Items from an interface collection
----

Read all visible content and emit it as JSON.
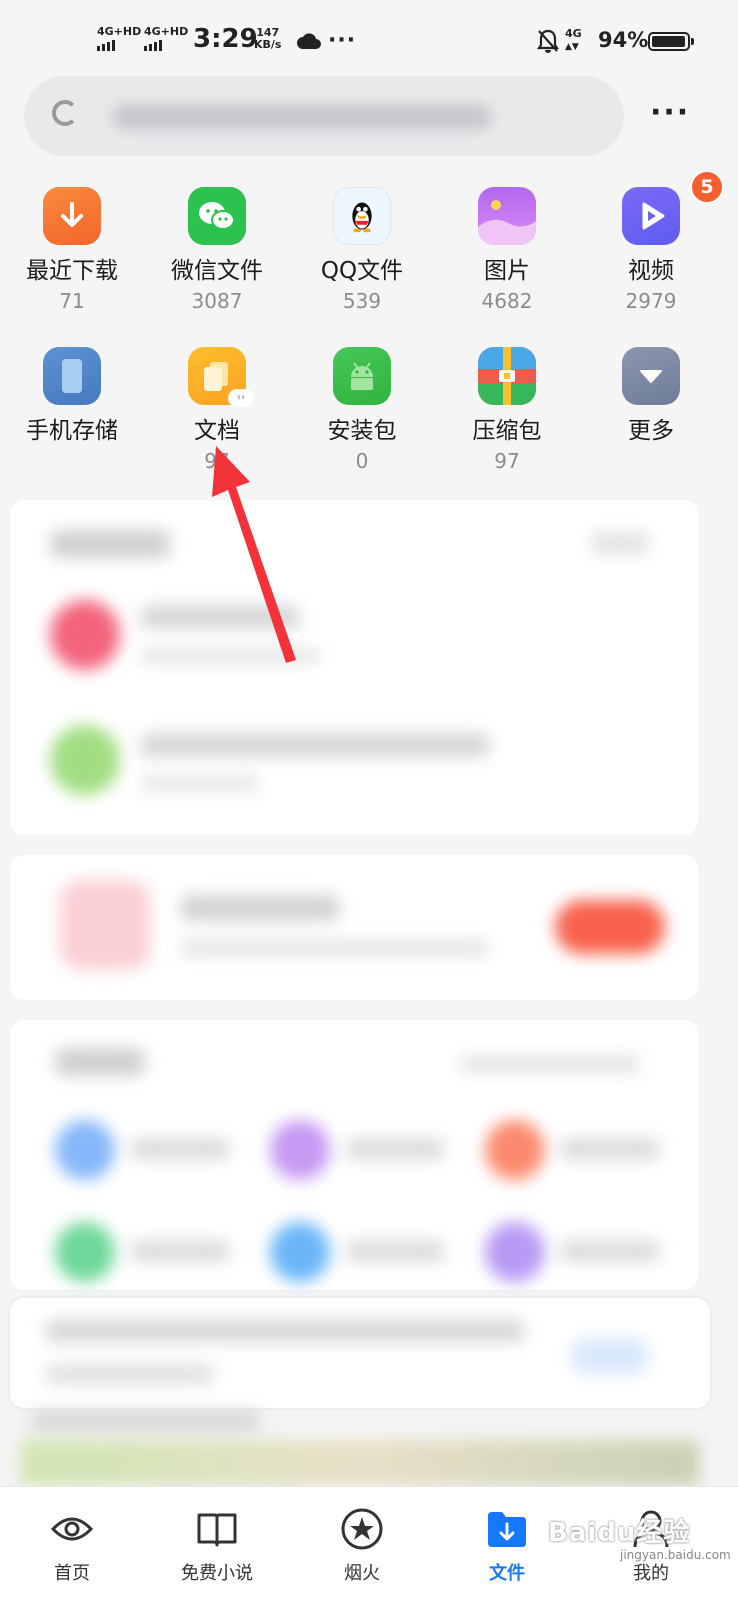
{
  "status_bar": {
    "signal1": "4G+HD",
    "signal2": "4G+HD",
    "time": "3:29",
    "speed_value": "147",
    "speed_unit": "KB/s",
    "network": "4G",
    "battery": "94%",
    "battery_level": 0.94
  },
  "search": {},
  "categories": [
    {
      "label": "最近下载",
      "count": "71",
      "icon": "download-icon",
      "color": "#f97a3a"
    },
    {
      "label": "微信文件",
      "count": "3087",
      "icon": "wechat-icon",
      "color": "#2bc24f"
    },
    {
      "label": "QQ文件",
      "count": "539",
      "icon": "qq-icon",
      "color": "#eef6ff"
    },
    {
      "label": "图片",
      "count": "4682",
      "icon": "image-icon",
      "color": "#c66cf0"
    },
    {
      "label": "视频",
      "count": "2979",
      "icon": "video-icon",
      "color": "#6a63f5",
      "badge": "5"
    },
    {
      "label": "手机存储",
      "count": "",
      "icon": "phone-icon",
      "color": "#4f86c8"
    },
    {
      "label": "文档",
      "count": "97",
      "icon": "document-icon",
      "color": "#fcb026"
    },
    {
      "label": "安装包",
      "count": "0",
      "icon": "android-icon",
      "color": "#39c04a"
    },
    {
      "label": "压缩包",
      "count": "97",
      "icon": "zip-icon",
      "color": "#ef5a4c"
    },
    {
      "label": "更多",
      "count": "",
      "icon": "chevron-down-icon",
      "color": "#7d8ba7"
    }
  ],
  "nav": [
    {
      "label": "首页",
      "icon": "eye-icon"
    },
    {
      "label": "免费小说",
      "icon": "book-icon"
    },
    {
      "label": "烟火",
      "icon": "firework-icon"
    },
    {
      "label": "文件",
      "icon": "folder-download-icon",
      "active": true
    },
    {
      "label": "我的",
      "icon": "profile-icon"
    }
  ],
  "watermark": {
    "text": "Baidu经验",
    "sub": "jingyan.baidu.com"
  }
}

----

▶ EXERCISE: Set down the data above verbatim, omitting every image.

▶ ANSWER BOX:
Read all visible content and emit it as JSON.
{
  "status_bar": {
    "signal1": "4G+HD",
    "signal2": "4G+HD",
    "time": "3:29",
    "speed_value": "147",
    "speed_unit": "KB/s",
    "network": "4G",
    "battery": "94%",
    "battery_level": 0.94
  },
  "search": {},
  "categories": [
    {
      "label": "最近下载",
      "count": "71",
      "icon": "download-icon",
      "color": "#f97a3a"
    },
    {
      "label": "微信文件",
      "count": "3087",
      "icon": "wechat-icon",
      "color": "#2bc24f"
    },
    {
      "label": "QQ文件",
      "count": "539",
      "icon": "qq-icon",
      "color": "#eef6ff"
    },
    {
      "label": "图片",
      "count": "4682",
      "icon": "image-icon",
      "color": "#c66cf0"
    },
    {
      "label": "视频",
      "count": "2979",
      "icon": "video-icon",
      "color": "#6a63f5",
      "badge": "5"
    },
    {
      "label": "手机存储",
      "count": "",
      "icon": "phone-icon",
      "color": "#4f86c8"
    },
    {
      "label": "文档",
      "count": "97",
      "icon": "document-icon",
      "color": "#fcb026"
    },
    {
      "label": "安装包",
      "count": "0",
      "icon": "android-icon",
      "color": "#39c04a"
    },
    {
      "label": "压缩包",
      "count": "97",
      "icon": "zip-icon",
      "color": "#ef5a4c"
    },
    {
      "label": "更多",
      "count": "",
      "icon": "chevron-down-icon",
      "color": "#7d8ba7"
    }
  ],
  "nav": [
    {
      "label": "首页",
      "icon": "eye-icon"
    },
    {
      "label": "免费小说",
      "icon": "book-icon"
    },
    {
      "label": "烟火",
      "icon": "firework-icon"
    },
    {
      "label": "文件",
      "icon": "folder-download-icon",
      "active": true
    },
    {
      "label": "我的",
      "icon": "profile-icon"
    }
  ],
  "watermark": {
    "text": "Baidu经验",
    "sub": "jingyan.baidu.com"
  }
}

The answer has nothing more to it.